What’s missing in your Giving Tuesday strategy? A convo with DRUM’s eCRM expert.

by Kelley Coram, 06 Nov 2019

As DRUM’s eCRM manager, Kelley Coram is on the front lines of every client email campaign — and has a unique perspective on what works...and what doesn’t. Since Giving Tuesday is a crucial email day for so many nonprofits, we decided to pick her brain on how organizations can deploy emails that get clicks.

What test tactics would you recommend for Giving Season? 

For Giving Tuesday, you need to focus on optimizing within that single campaign rather than your email program as a whole. An early morning subject line test can help you quickly learn which option is best and use that for the remainder of the day’s deployment. 

Conduct tests for the rest of Giving Season, too. Test urgency — like with a countdown to end of year. Test CTAs — like “Donate Now” vs. “Give Now” — to see what works better with your donors. If you traditionally use long-form letters, consider interactive elements like animated GIFs or videos to stand out.

What’s more important when creating urgency to give: subject lines or email content?  

If you already have a strong open rate, I would focus on content within the email. But if you’re trying to get donors to even open your email, then you need to focus on the subject line and preheader since that’s your first opportunity to interact with subscribers.

What new eCRM trends should nonprofits look out for since last year’s Giving Season?  

2018 was really the mobile tipping point across all email providers; most subscribers now view emails on mobile first. So in every email you’re sending, think of mobile. If your email isn’t designed to be viewed on a phone, it becomes a bad user experience. 

Another thing we’ve seen this year is integrating subscriber data to make emails personal. So whether that is knowing that I love reading the newsletter or knowing what types of programs I give to or how I engage on social, the key is to target messages and meet subscribers where they are.

What concerns should nonprofits keep in mind as they ramp up to Giving Season?

Instead of just sending more and more emails, make sure you’re still sending relevant content. Be mindful of how many communications your donors are going to receive. Are there opportunities to segment so not everybody gets every campaign? Can you prioritize messages to avoid subscriber fatigue?

What are some ways to break through the clutter during Giving Season? 

In Giving Season it’s even more important than the rest of the year to deliver on your brand promise. Feature people you’ve been able to help; highlight impactful stories; show the impact donors have made throughout the year. We’re also starting to see nonprofits show the tactical impact that a gift can make — i.e. your donation of $10 feeds a child for a day, buys a coat for someone in a shelter, etc.
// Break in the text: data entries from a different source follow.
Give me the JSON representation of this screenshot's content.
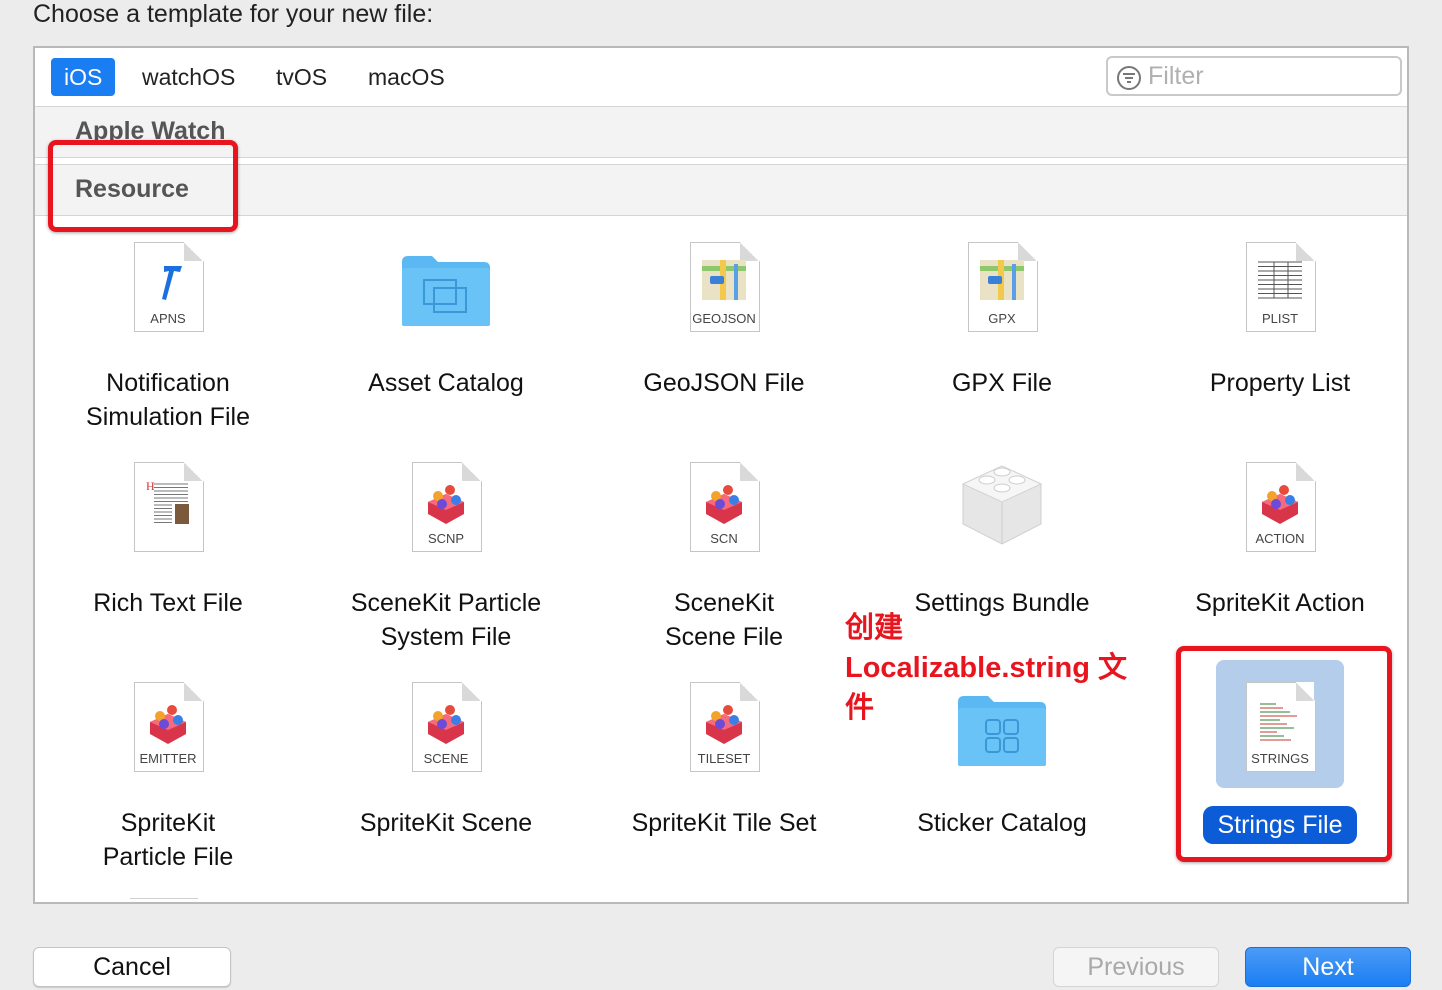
{
  "heading": "Choose a template for your new file:",
  "tabs": [
    "iOS",
    "watchOS",
    "tvOS",
    "macOS"
  ],
  "active_tab": "iOS",
  "filter": {
    "placeholder": "Filter",
    "value": ""
  },
  "sections": {
    "apple_watch": "Apple Watch",
    "resource": "Resource"
  },
  "items": [
    {
      "label": "Notification\nSimulation File",
      "icon_text": "APNS",
      "icon": "hammer-doc-icon"
    },
    {
      "label": "Asset Catalog",
      "icon_text": "",
      "icon": "folder-icon"
    },
    {
      "label": "GeoJSON File",
      "icon_text": "GEOJSON",
      "icon": "map-doc-icon"
    },
    {
      "label": "GPX File",
      "icon_text": "GPX",
      "icon": "map-doc-icon"
    },
    {
      "label": "Property List",
      "icon_text": "PLIST",
      "icon": "table-doc-icon"
    },
    {
      "label": "Rich Text File",
      "icon_text": "",
      "icon": "rich-text-doc-icon"
    },
    {
      "label": "SceneKit Particle\nSystem File",
      "icon_text": "SCNP",
      "icon": "scene-doc-icon"
    },
    {
      "label": "SceneKit\nScene File",
      "icon_text": "SCN",
      "icon": "scene-doc-icon"
    },
    {
      "label": "Settings Bundle",
      "icon_text": "",
      "icon": "lego-brick-icon"
    },
    {
      "label": "SpriteKit Action",
      "icon_text": "ACTION",
      "icon": "scene-doc-icon"
    },
    {
      "label": "SpriteKit\nParticle File",
      "icon_text": "EMITTER",
      "icon": "scene-doc-icon"
    },
    {
      "label": "SpriteKit Scene",
      "icon_text": "SCENE",
      "icon": "scene-doc-icon"
    },
    {
      "label": "SpriteKit Tile Set",
      "icon_text": "TILESET",
      "icon": "scene-doc-icon"
    },
    {
      "label": "Sticker Catalog",
      "icon_text": "",
      "icon": "sticker-folder-icon"
    },
    {
      "label": "Strings File",
      "icon_text": "STRINGS",
      "icon": "strings-doc-icon",
      "selected": true
    }
  ],
  "annotation": "创建\nLocalizable.string 文\n件",
  "buttons": {
    "cancel": "Cancel",
    "previous": "Previous",
    "next": "Next"
  },
  "colors": {
    "accent": "#1a7ef2",
    "selection": "#0b5cd6",
    "highlight": "#e8141e"
  }
}
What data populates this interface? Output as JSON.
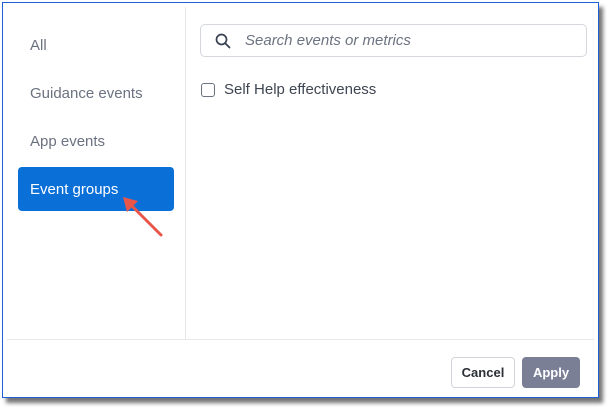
{
  "sidebar": {
    "items": [
      {
        "label": "All"
      },
      {
        "label": "Guidance events"
      },
      {
        "label": "App events"
      },
      {
        "label": "Event groups",
        "active": true
      }
    ]
  },
  "search": {
    "placeholder": "Search events or metrics",
    "value": ""
  },
  "options": [
    {
      "label": "Self Help effectiveness",
      "checked": false
    }
  ],
  "footer": {
    "cancel_label": "Cancel",
    "apply_label": "Apply"
  },
  "colors": {
    "accent": "#0b6fd8",
    "apply_button": "#7a7f96",
    "annotation_arrow": "#e8564a",
    "frame_border": "#1e5fd8"
  }
}
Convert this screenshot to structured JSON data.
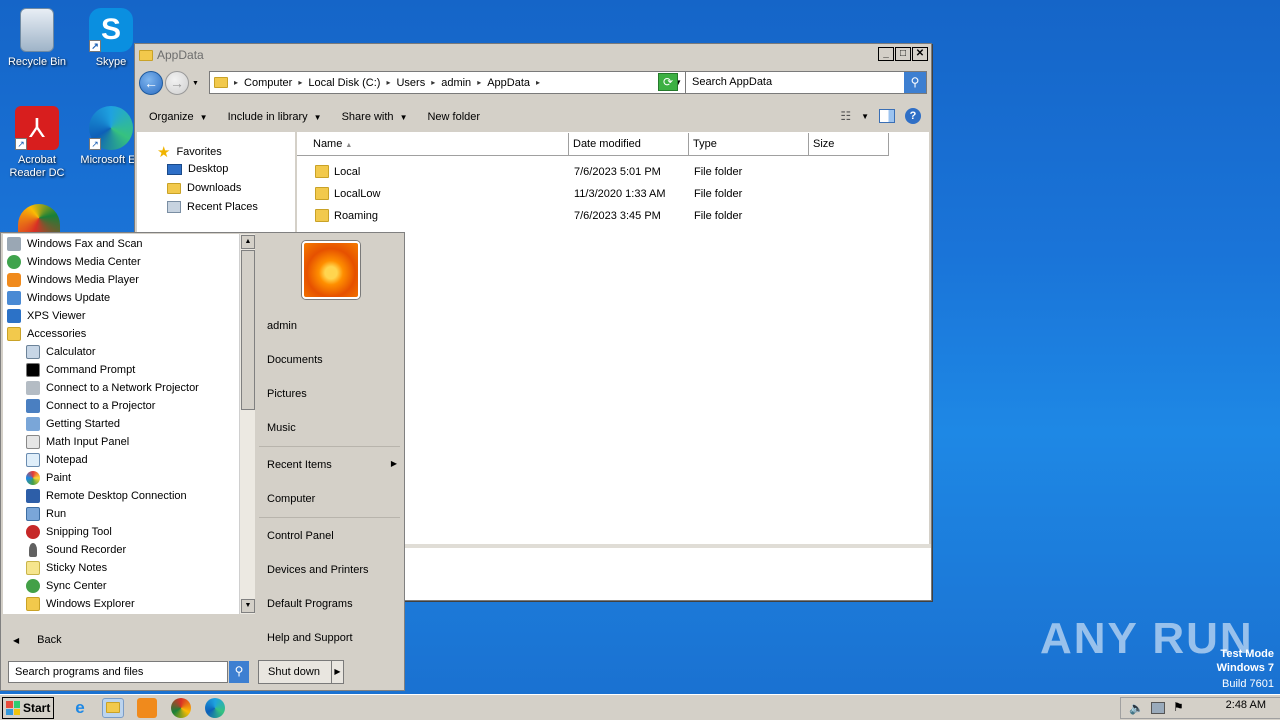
{
  "desktop": {
    "icons": [
      {
        "label": "Recycle Bin"
      },
      {
        "label": "Skype"
      },
      {
        "label": "Acrobat Reader DC"
      },
      {
        "label": "Microsoft Ed"
      }
    ],
    "watermark": "ANY RUN",
    "test_mode": {
      "line1": "Test Mode",
      "line2": "Windows 7",
      "line3": "Build 7601"
    }
  },
  "explorer": {
    "title": "AppData",
    "breadcrumb": [
      "Computer",
      "Local Disk (C:)",
      "Users",
      "admin",
      "AppData"
    ],
    "search_placeholder": "Search AppData",
    "toolbar": {
      "organize": "Organize",
      "include": "Include in library",
      "share": "Share with",
      "new_folder": "New folder"
    },
    "nav": {
      "favorites": "Favorites",
      "items": [
        "Desktop",
        "Downloads",
        "Recent Places"
      ]
    },
    "columns": {
      "name": "Name",
      "date": "Date modified",
      "type": "Type",
      "size": "Size"
    },
    "rows": [
      {
        "name": "Local",
        "date": "7/6/2023 5:01 PM",
        "type": "File folder"
      },
      {
        "name": "LocalLow",
        "date": "11/3/2020 1:33 AM",
        "type": "File folder"
      },
      {
        "name": "Roaming",
        "date": "7/6/2023 3:45 PM",
        "type": "File folder"
      }
    ]
  },
  "startmenu": {
    "programs": [
      "Windows Fax and Scan",
      "Windows Media Center",
      "Windows Media Player",
      "Windows Update",
      "XPS Viewer",
      "Accessories",
      "Calculator",
      "Command Prompt",
      "Connect to a Network Projector",
      "Connect to a Projector",
      "Getting Started",
      "Math Input Panel",
      "Notepad",
      "Paint",
      "Remote Desktop Connection",
      "Run",
      "Snipping Tool",
      "Sound Recorder",
      "Sticky Notes",
      "Sync Center",
      "Windows Explorer"
    ],
    "back": "Back",
    "search_placeholder": "Search programs and files",
    "right": {
      "user": "admin",
      "documents": "Documents",
      "pictures": "Pictures",
      "music": "Music",
      "recent": "Recent Items",
      "computer": "Computer",
      "control_panel": "Control Panel",
      "devices": "Devices and Printers",
      "defaults": "Default Programs",
      "help": "Help and Support"
    },
    "shutdown": "Shut down"
  },
  "taskbar": {
    "start": "Start",
    "clock": "2:48 AM"
  }
}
Donors want to know the impact they are making, so help them draw that connection in a simple, digestible way.

What’s an example of an eCRM “best practice” that doesn’t actually work?

The biggest one I hear is that your CTA button should always be above the fold — that is, visible at the top of an email. We continue to find that’s not true. People are so used to scrolling on their phones and reading through longer content that we don’t need to stick to this old rule. Another myth is the idea that there’s a best day of the week or a best time of day to send your deployment. That really varies from brand to brand, person to person, so again it’s about testing with your particular audience.

What do you think of adding a person’s name to the “From” field, rather than simply the organization name?  

I’ve seen success with that if it’s a CEO or a celebrity that’s involved in the charity. But it can also go the other way. If I sign up for Catholic Charities email and now I’m getting an email from Kelley Coram, that’s not what I signed up for; that’s not the experience I’m expecting. I like to stay more on the brand side of it — Catholic Charities or Friends of Catholic Charities — some variation that still includes the brand name in that friendly “from.” 

You mentioned that people were used to scrolling in email now. Does that mean that longer emails are OK?

It depends on the content. If it’s a powerful story, if it’s a newsletter with a ton of great content pieces, as long as it’s relevant and engaging to your audience, people will continue to read it. If it’s a laundry list — just because you couldn’t cut it down to make the content relevant — then you need to be more thoughtful about what’s going in the email. But people aren’t afraid of scrolling as long as the content is relevant and engaging.

Is your Giving Season email strategy poised for success? We’d love to lend a helping hand.

Get in touch with DRUM experts now.